	select dest, url, text, source from 'atags.parquet' 
	where dest in (select * from domains);
drop table domains;
create index atags_dest on atags(dest);

Queries from this table are basically instant. While it would have been theoretically possible to skip the parquet step and load this into a memory table straight from the CSV file, that would not only be a lot slower to construct, it would have used significantly more memory as well (not to mention the CSV file is much larger than the parquet file so there would be more to lug around).

For this first trial implementation, the integration with the search engine is fairly simple. The keywords are simply injected into the website and given a flag, ExternalLink, to help in ranking.

The result is a clear improvement, although being completely honest I had to go over the ranking algorithm a bit and iron out a few bugs to see this improvement, these bugs caused noise and promoted results that weren’t as relevant.

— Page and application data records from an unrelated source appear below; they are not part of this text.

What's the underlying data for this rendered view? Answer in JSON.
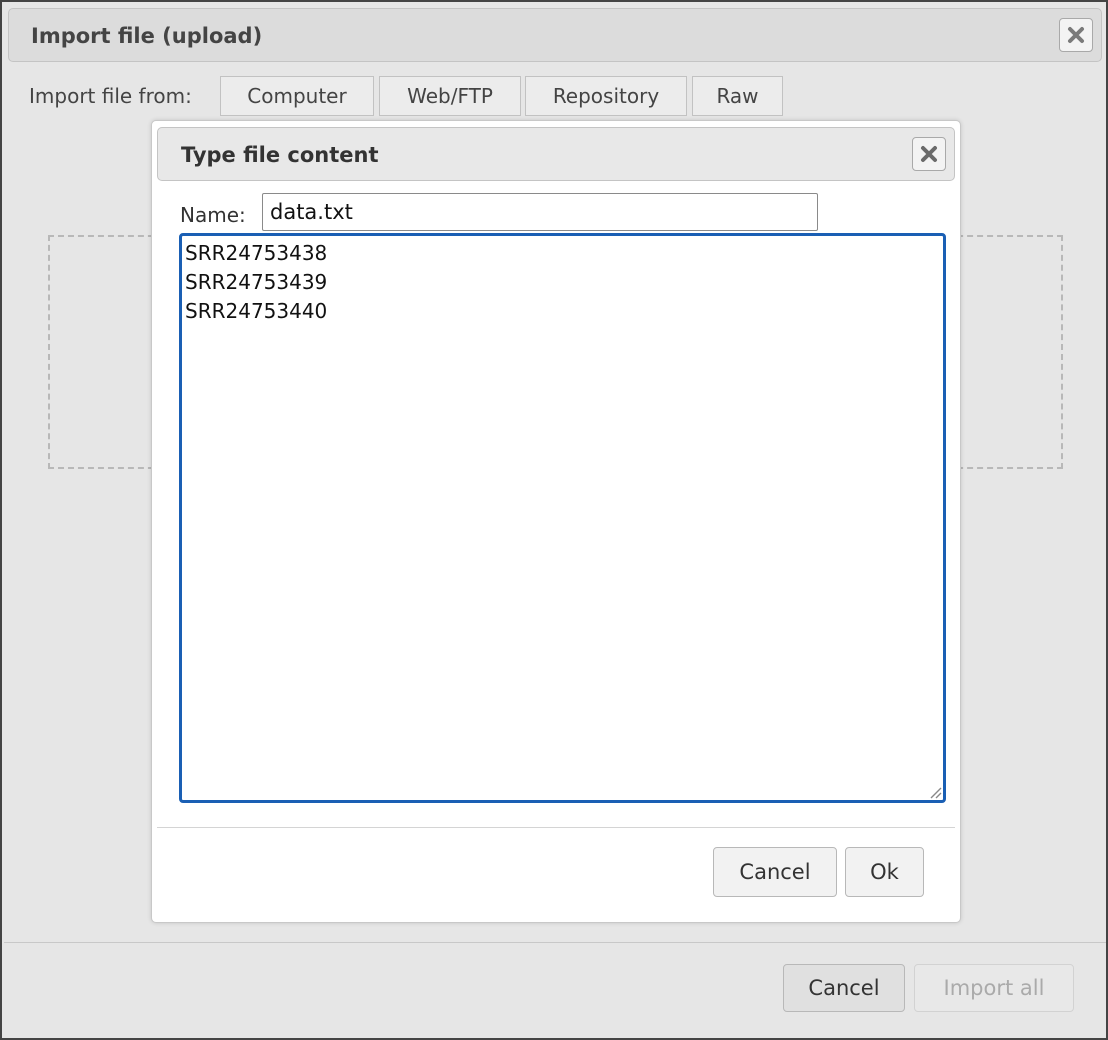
{
  "outer_dialog": {
    "title": "Import file (upload)",
    "import_from_label": "Import file from:",
    "tabs": [
      {
        "label": "Computer"
      },
      {
        "label": "Web/FTP"
      },
      {
        "label": "Repository"
      },
      {
        "label": "Raw"
      }
    ],
    "footer": {
      "cancel_label": "Cancel",
      "import_all_label": "Import all"
    }
  },
  "inner_dialog": {
    "title": "Type file content",
    "name_label": "Name:",
    "name_value": "data.txt",
    "content_value": "SRR24753438\nSRR24753439\nSRR24753440",
    "cancel_label": "Cancel",
    "ok_label": "Ok"
  },
  "colors": {
    "focus_border": "#1a5fb4",
    "backdrop": "#e6e6e6",
    "disabled_text": "#aaaaaa"
  },
  "icons": {
    "close": "close-icon",
    "resize": "resize-grip-icon"
  }
}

Showing top 4 results for “download putty”, with the “No Ranking” setting:


It’s a bit regrettable that shows up as the first result, since it’s not affiliated with PuTTY and is according to the 3rd result essentially domain squatting. But it does have good enough SEO that it at least makes sense. In general this using external links like this is a bit of an attack vector for search engine manipulation, but to be honest, so is using intrinsic website keywords.

A secondary reason for this foray was to evaluate the potential for using duckdb to do external data processing and means of loading the resulting data into the search engine. This seems to work very well! The atags.parquet file found additional uses, notably in the crawler where it helps make sure that popular documents are prioritized in fetching early.

There are still improvements and refinements that could be made throughout this entire process, but as far as experimental first-iteration integrations go, this one was a resounding success! very successful one at that.